This kind of media malpractice has become familiar in Trump’s Washington, where politics is often covered as a spectator sport. In the first week of the new Congress, for example, House Democrats introduced a sweeping reform package to strengthen voting rights, limit the influence of money in politics and fight government corruption. Yet the coverage of the bill was almost completely drowned out by coverage of a faux controversy surrounding freshman Rep. Rashida Tlaib (D-Mich.) using an expletive in reference to the president. Journalists spent days covering the potential political fallout of Tlaib’s remark, with Politico reporting that “Democrats are furious” and “Republicans are positively salivating.” The new majority’s signature policy proposal and the real issues it addresses were virtually ignored.

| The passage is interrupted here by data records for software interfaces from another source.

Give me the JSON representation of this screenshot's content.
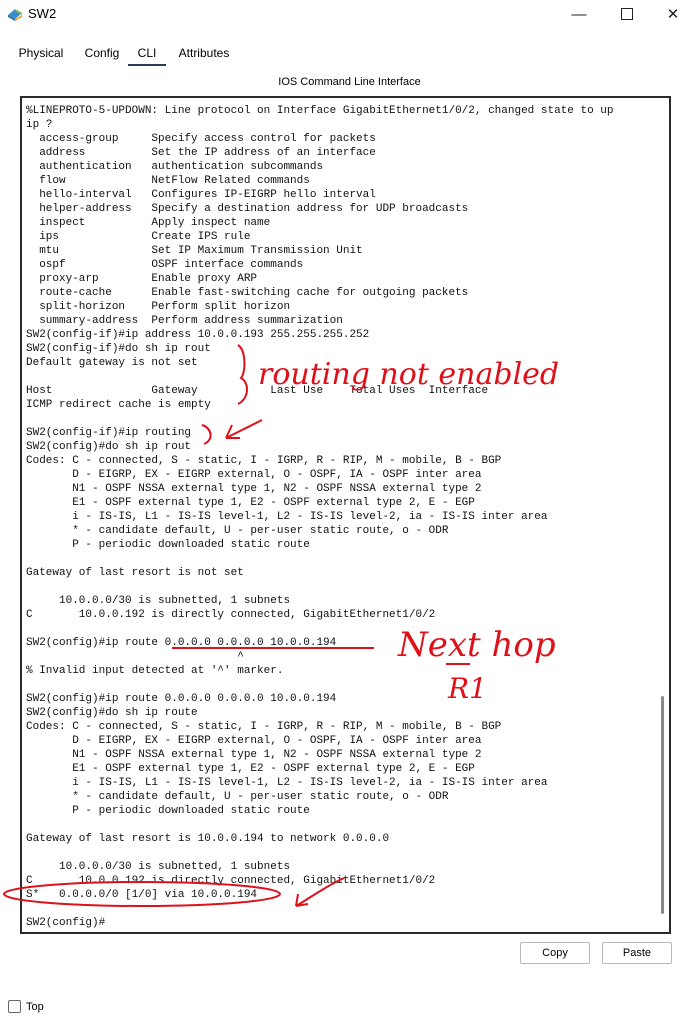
{
  "window": {
    "title": "SW2",
    "icon": "packet-tracer-switch-icon",
    "minimize_glyph": "—",
    "close_glyph": "✕"
  },
  "tabs": [
    {
      "label": "Physical"
    },
    {
      "label": "Config"
    },
    {
      "label": "CLI",
      "active": true
    },
    {
      "label": "Attributes"
    }
  ],
  "panel_title": "IOS Command Line Interface",
  "terminal_lines": [
    "%LINEPROTO-5-UPDOWN: Line protocol on Interface GigabitEthernet1/0/2, changed state to up",
    "ip ?",
    "  access-group     Specify access control for packets",
    "  address          Set the IP address of an interface",
    "  authentication   authentication subcommands",
    "  flow             NetFlow Related commands",
    "  hello-interval   Configures IP-EIGRP hello interval",
    "  helper-address   Specify a destination address for UDP broadcasts",
    "  inspect          Apply inspect name",
    "  ips              Create IPS rule",
    "  mtu              Set IP Maximum Transmission Unit",
    "  ospf             OSPF interface commands",
    "  proxy-arp        Enable proxy ARP",
    "  route-cache      Enable fast-switching cache for outgoing packets",
    "  split-horizon    Perform split horizon",
    "  summary-address  Perform address summarization",
    "SW2(config-if)#ip address 10.0.0.193 255.255.255.252",
    "SW2(config-if)#do sh ip rout",
    "Default gateway is not set",
    "",
    "Host               Gateway           Last Use    Total Uses  Interface",
    "ICMP redirect cache is empty",
    "",
    "SW2(config-if)#ip routing",
    "SW2(config)#do sh ip rout",
    "Codes: C - connected, S - static, I - IGRP, R - RIP, M - mobile, B - BGP",
    "       D - EIGRP, EX - EIGRP external, O - OSPF, IA - OSPF inter area",
    "       N1 - OSPF NSSA external type 1, N2 - OSPF NSSA external type 2",
    "       E1 - OSPF external type 1, E2 - OSPF external type 2, E - EGP",
    "       i - IS-IS, L1 - IS-IS level-1, L2 - IS-IS level-2, ia - IS-IS inter area",
    "       * - candidate default, U - per-user static route, o - ODR",
    "       P - periodic downloaded static route",
    "",
    "Gateway of last resort is not set",
    "",
    "     10.0.0.0/30 is subnetted, 1 subnets",
    "C       10.0.0.192 is directly connected, GigabitEthernet1/0/2",
    "",
    "SW2(config)#ip route 0.0.0.0 0.0.0.0 10.0.0.194",
    "                                ^",
    "% Invalid input detected at '^' marker.",
    "",
    "SW2(config)#ip route 0.0.0.0 0.0.0.0 10.0.0.194",
    "SW2(config)#do sh ip route",
    "Codes: C - connected, S - static, I - IGRP, R - RIP, M - mobile, B - BGP",
    "       D - EIGRP, EX - EIGRP external, O - OSPF, IA - OSPF inter area",
    "       N1 - OSPF NSSA external type 1, N2 - OSPF NSSA external type 2",
    "       E1 - OSPF external type 1, E2 - OSPF external type 2, E - EGP",
    "       i - IS-IS, L1 - IS-IS level-1, L2 - IS-IS level-2, ia - IS-IS inter area",
    "       * - candidate default, U - per-user static route, o - ODR",
    "       P - periodic downloaded static route",
    "",
    "Gateway of last resort is 10.0.0.194 to network 0.0.0.0",
    "",
    "     10.0.0.0/30 is subnetted, 1 subnets",
    "C       10.0.0.192 is directly connected, GigabitEthernet1/0/2",
    "S*   0.0.0.0/0 [1/0] via 10.0.0.194",
    "",
    "SW2(config)#"
  ],
  "annotations": {
    "color": "#e0101a",
    "routing_note": "routing not enabled",
    "next_hop_note": "Next hop",
    "next_hop_sub": "R1"
  },
  "buttons": {
    "copy_label": "Copy",
    "paste_label": "Paste"
  },
  "top_checkbox": {
    "label": "Top",
    "checked": false
  }
}
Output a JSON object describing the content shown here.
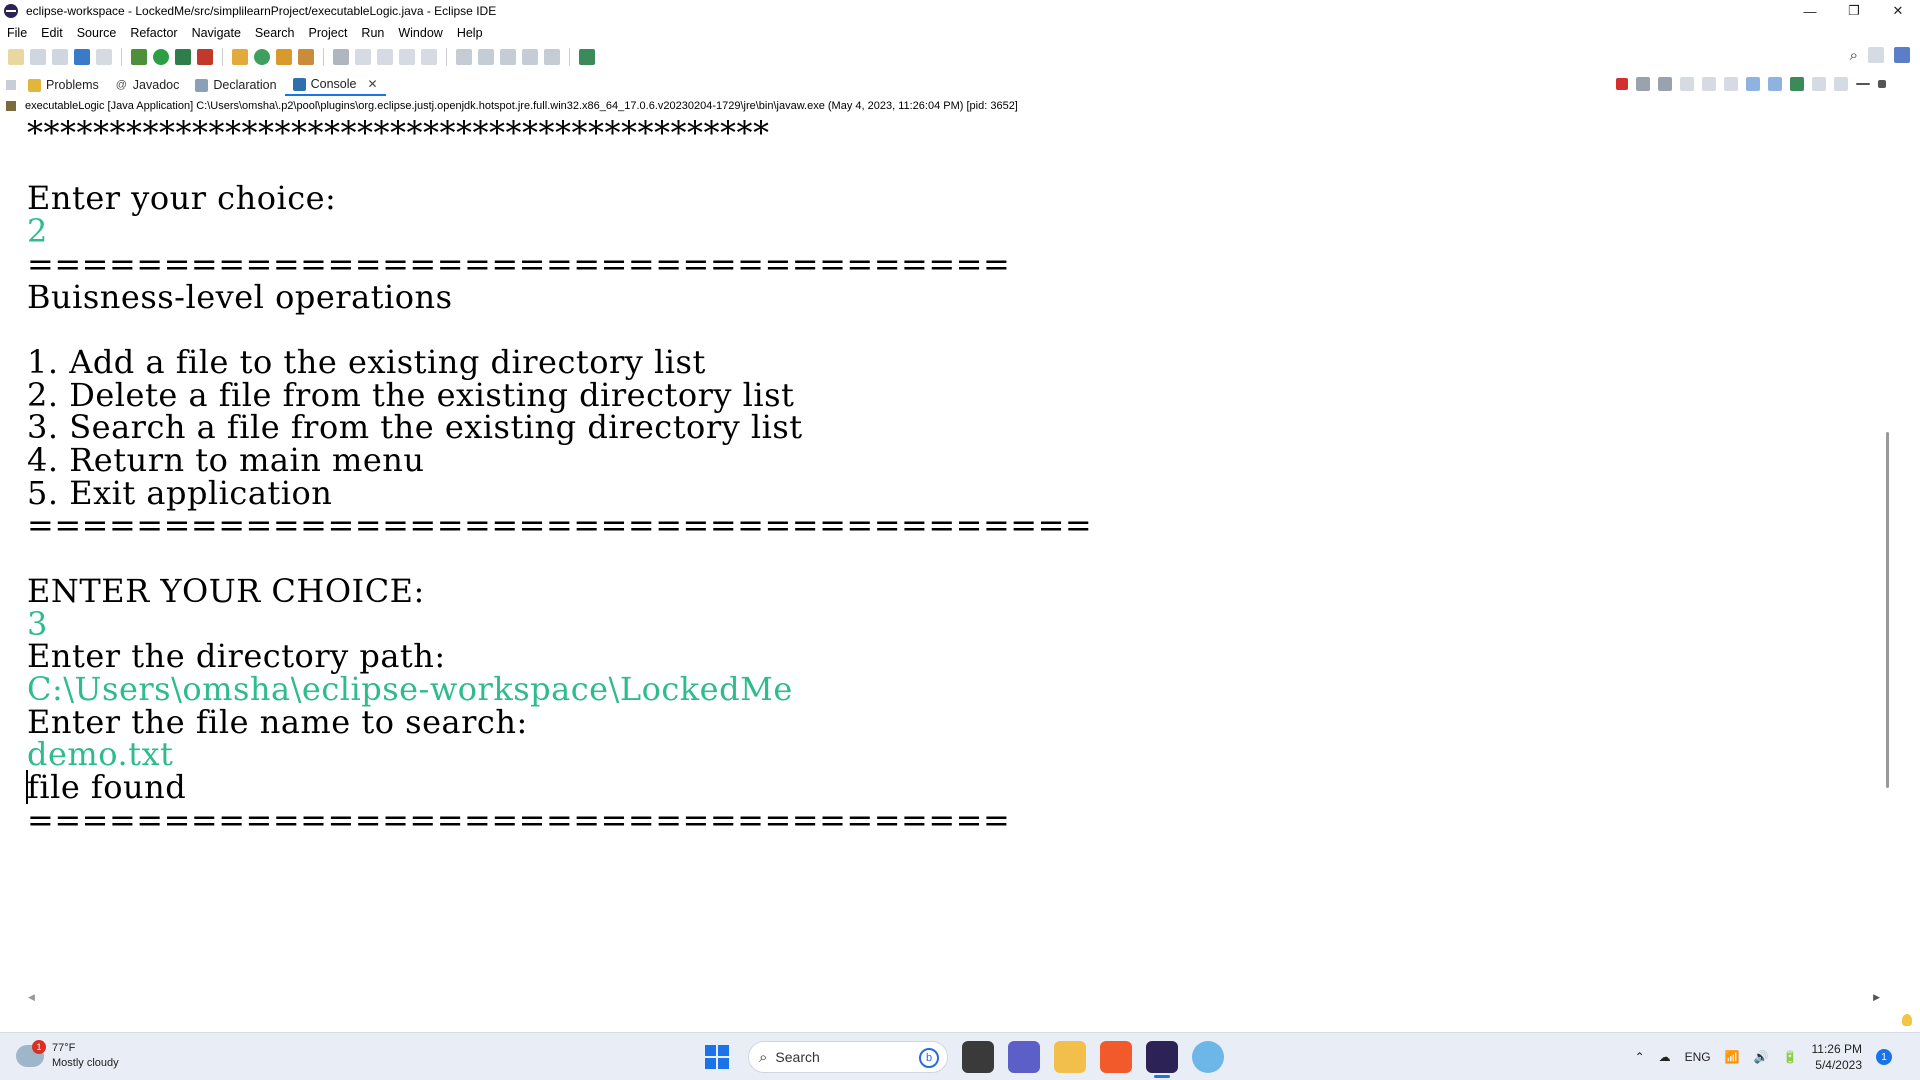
{
  "window": {
    "title": "eclipse-workspace - LockedMe/src/simplilearnProject/executableLogic.java - Eclipse IDE",
    "minimize_glyph": "—",
    "restore_glyph": "❐",
    "close_glyph": "✕"
  },
  "menu": [
    "File",
    "Edit",
    "Source",
    "Refactor",
    "Navigate",
    "Search",
    "Project",
    "Run",
    "Window",
    "Help"
  ],
  "tabs": [
    {
      "label": "Problems",
      "icon": "problems-icon"
    },
    {
      "label": "Javadoc",
      "icon": "javadoc-icon"
    },
    {
      "label": "Declaration",
      "icon": "declaration-icon"
    },
    {
      "label": "Console",
      "icon": "console-icon",
      "active": true
    }
  ],
  "console": {
    "process_line": "executableLogic [Java Application] C:\\Users\\omsha\\.p2\\pool\\plugins\\org.eclipse.justj.openjdk.hotspot.jre.full.win32.x86_64_17.0.6.v20230204-1729\\jre\\bin\\javaw.exe  (May 4, 2023, 11:26:04 PM) [pid: 3652]",
    "lines": [
      {
        "text": "*********************************************",
        "input": false
      },
      {
        "text": "",
        "input": false
      },
      {
        "text": "Enter your choice:",
        "input": false
      },
      {
        "text": "2",
        "input": true
      },
      {
        "text": "====================================",
        "input": false
      },
      {
        "text": "Buisness-level operations",
        "input": false
      },
      {
        "text": "",
        "input": false
      },
      {
        "text": "1. Add a file to the existing directory list",
        "input": false
      },
      {
        "text": "2. Delete a file from the existing directory list",
        "input": false
      },
      {
        "text": "3. Search a file from the existing directory list",
        "input": false
      },
      {
        "text": "4. Return to main menu",
        "input": false
      },
      {
        "text": "5. Exit application",
        "input": false
      },
      {
        "text": "=======================================",
        "input": false
      },
      {
        "text": "",
        "input": false
      },
      {
        "text": "ENTER YOUR CHOICE:",
        "input": false
      },
      {
        "text": "3",
        "input": true
      },
      {
        "text": "Enter the directory path:",
        "input": false
      },
      {
        "text": "C:\\Users\\omsha\\eclipse-workspace\\LockedMe",
        "input": true
      },
      {
        "text": "Enter the file name to search:",
        "input": false
      },
      {
        "text": "demo.txt",
        "input": true
      },
      {
        "text": "file found",
        "input": false
      },
      {
        "text": "====================================",
        "input": false
      }
    ]
  },
  "taskbar": {
    "weather_temp": "77°F",
    "weather_desc": "Mostly cloudy",
    "weather_badge": "1",
    "search_placeholder": "Search",
    "tray_lang": "ENG",
    "time": "11:26 PM",
    "date": "5/4/2023",
    "notification_count": "1"
  },
  "colors": {
    "console_input": "#2ebc8c",
    "accent": "#1a73e8"
  }
}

One useful development has come out of this pointless shutdown: It has revealed how little Republican politicians actually care about many of the principles they claim to champion.
Eliminating “waste, fraud and abuse”? You’d never know this mattered, given their insistence that Democrats agree to spend “only” $5 billion on a wall that is a non-solution to a non-problem.
Valuing “freedom” and “property rights”? Hard to square with proposals to invoke eminent domain to build a border wall and use asset forfeiture money to pay for it (an idea endorsed by the chair of the House Freedom Caucus, no less).
But perhaps the biggest swindle revealed by the shutdown is Republican officials’ commitment to the “dignity of work.”
For years, the GOP has tried to slash the safety net on the premise that lazy Americans need to be weaned off government handouts. The objective is not to punish the poor, they say, or even to save money. Rather, it’s to imbue dejected Americans with greater feelings of self-worth through an honest paycheck.
And yet, with astounding callousness, Republicans have brushed aside the hundreds of thousands of Americans now being denied the dignity of that paycheck thanks to an unnecessary government shutdown.
An Ernest Hemingway character once said that he went bankrupt two ways: “Gradually and then suddenly.” That may also be how Donald Trump’s administration finally melts down.
We are now two years into the Trump presidency. Think back to how unnerving it was, a little more than 100 weeks ago, when Sean Spicer gave his fuming Baghdad Bob press conference insisting, falsely, that the crowd at Trump’s swearing-in was “the largest audience to ever witness an inauguration, period!” Americans were still capable of being surprised, in those innocent days, at being asked to put the lies of their new president above the clear evidence of their senses.
Imagine if you’d known then how far we’d fall. The government has been partly shut down for 24 days and counting. Around 800,000 federal employees are missing their paychecks. Thousands of low-income people — largely seniors and the disabled — may soon face eviction due to lack of funds at the Department of Housing and Urban Development. Food and airplanes are both going without routine inspections.